Haley Potiker: This is one of the most vital protest songs of this or any year. Chuck D’s writing is intensely personal, yet contains within it centuries of grotesque oppression, channeling all of that directly at this country’s most oppressive forces. The production is lean, clean, unforgettable. It’s tongue in cheek –that opening line! — but dead-eyed when it needs to be. It’s difficult to imagine more fury, more humanity laid out in six minutes. This has been a review of ‘Black Steel in the Hour of Chaos’. (4)

Tom Fenwick: It’s good to know that all those acts I liked in the early ‘90s still have political fire in their dad-bod bellies, but with no Zack De La Rocha this feels like Jive Bunny mashing-up RATM/Public Enemy. (4)

Daniel Montesinos-Donaghy: Tom Morello hasn’t actually written any new riffs since Battle of Los Angeles and has been kept in a cryonic chamber where he sometimes awakes to play rejigged Zeppelin licks before falling back into slumber. Chuck D is his roomie. B-Real deserves better but doesn’t know how to ask for it (reminder that this motherfucker was on fucking Stankonia, he doesn’t need this). Brad Wilk has one of the best snare poundings in the business, and even he’s playing like he can’t believe he’s still doing the exact same shit. Zack de La Rocha is somewhere far away from this slop, but at least he’s having fun! (3)

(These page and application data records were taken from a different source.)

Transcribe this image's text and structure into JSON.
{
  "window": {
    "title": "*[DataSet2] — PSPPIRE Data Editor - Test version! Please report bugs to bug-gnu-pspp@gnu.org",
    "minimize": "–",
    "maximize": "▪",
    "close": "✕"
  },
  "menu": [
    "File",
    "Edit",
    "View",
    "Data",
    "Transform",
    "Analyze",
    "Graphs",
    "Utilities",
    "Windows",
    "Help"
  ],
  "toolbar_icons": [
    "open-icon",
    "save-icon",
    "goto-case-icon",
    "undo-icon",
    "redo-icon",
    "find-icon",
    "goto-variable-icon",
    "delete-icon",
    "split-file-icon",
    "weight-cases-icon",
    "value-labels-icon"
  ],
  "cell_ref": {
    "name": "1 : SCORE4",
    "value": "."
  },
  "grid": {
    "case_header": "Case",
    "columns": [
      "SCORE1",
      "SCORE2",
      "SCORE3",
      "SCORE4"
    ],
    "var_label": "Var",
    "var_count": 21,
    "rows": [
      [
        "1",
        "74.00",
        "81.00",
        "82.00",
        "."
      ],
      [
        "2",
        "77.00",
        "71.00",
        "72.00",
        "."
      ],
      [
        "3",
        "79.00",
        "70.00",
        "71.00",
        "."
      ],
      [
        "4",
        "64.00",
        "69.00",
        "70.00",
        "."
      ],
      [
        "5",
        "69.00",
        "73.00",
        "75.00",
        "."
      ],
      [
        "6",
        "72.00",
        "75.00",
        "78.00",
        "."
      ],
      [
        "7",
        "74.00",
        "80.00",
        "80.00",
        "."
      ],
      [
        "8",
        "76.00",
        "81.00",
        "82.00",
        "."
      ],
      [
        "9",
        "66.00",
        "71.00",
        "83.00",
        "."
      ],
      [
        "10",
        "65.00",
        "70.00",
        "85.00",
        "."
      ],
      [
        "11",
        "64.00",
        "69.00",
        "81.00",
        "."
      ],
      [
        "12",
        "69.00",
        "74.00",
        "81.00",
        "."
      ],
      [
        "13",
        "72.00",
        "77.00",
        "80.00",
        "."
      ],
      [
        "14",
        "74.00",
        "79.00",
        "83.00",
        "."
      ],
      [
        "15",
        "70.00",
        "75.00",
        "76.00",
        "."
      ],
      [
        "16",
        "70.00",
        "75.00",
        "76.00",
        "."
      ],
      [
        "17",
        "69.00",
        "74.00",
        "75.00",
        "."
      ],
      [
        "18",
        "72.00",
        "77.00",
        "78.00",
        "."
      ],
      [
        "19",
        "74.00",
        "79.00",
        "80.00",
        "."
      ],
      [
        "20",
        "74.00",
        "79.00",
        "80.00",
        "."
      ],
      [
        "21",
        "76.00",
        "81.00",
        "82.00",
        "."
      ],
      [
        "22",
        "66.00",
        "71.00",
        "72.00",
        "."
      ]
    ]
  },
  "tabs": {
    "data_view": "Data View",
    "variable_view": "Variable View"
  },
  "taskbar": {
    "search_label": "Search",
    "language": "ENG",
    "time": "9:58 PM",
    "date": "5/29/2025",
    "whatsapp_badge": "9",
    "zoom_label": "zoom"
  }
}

Chris Kelly: Middle-aged Gen Xers reunite just in time for this year’s Family Values tou–– er, Republican National Convention, delivering this anemic, uninspired bullshit on parade. (2)

Claire Lobenfeld: Prophets of Rage are just a cruel reminder that we only got an eight-year respite without the necessity of politically minded music aimed specifically at current or potential leaders. That said, Rage Against The Machine wasn’t for me, so neither is this, but now it comes with the added bonus of sounding so completely dated. I miss you, Fugazi. (2)

Tayyab Amin: This is just too sincere to get witty about. Activism can often be tiring and uninspired but you have to grind it out and persevere, because it’s hard to see what choice you even have. After the signature bass and Morello riffage intro, this starts to sound like perseverance in all its thankless monotony. Charismatic speakers motivate movements, and that’s the department this tune is definitely lacking in. (5)

3.4


Final scores:

Vektroid – ‘Enemy’ (7.4)
Mykki Blanco – ‘The lLug Won’t’ (6.3)
Desiinger – ‘Timmy Turner’ (6)
Major Lazer – Cold Water feat. Justin Bieber & MØ (5.4)
YG feat. Macklemore & G-Eazy (4)
Prophets of Rage – ‘Prophets of Rage’ (3.4)

Latest Stories

Latest Stories

Share Tweet
+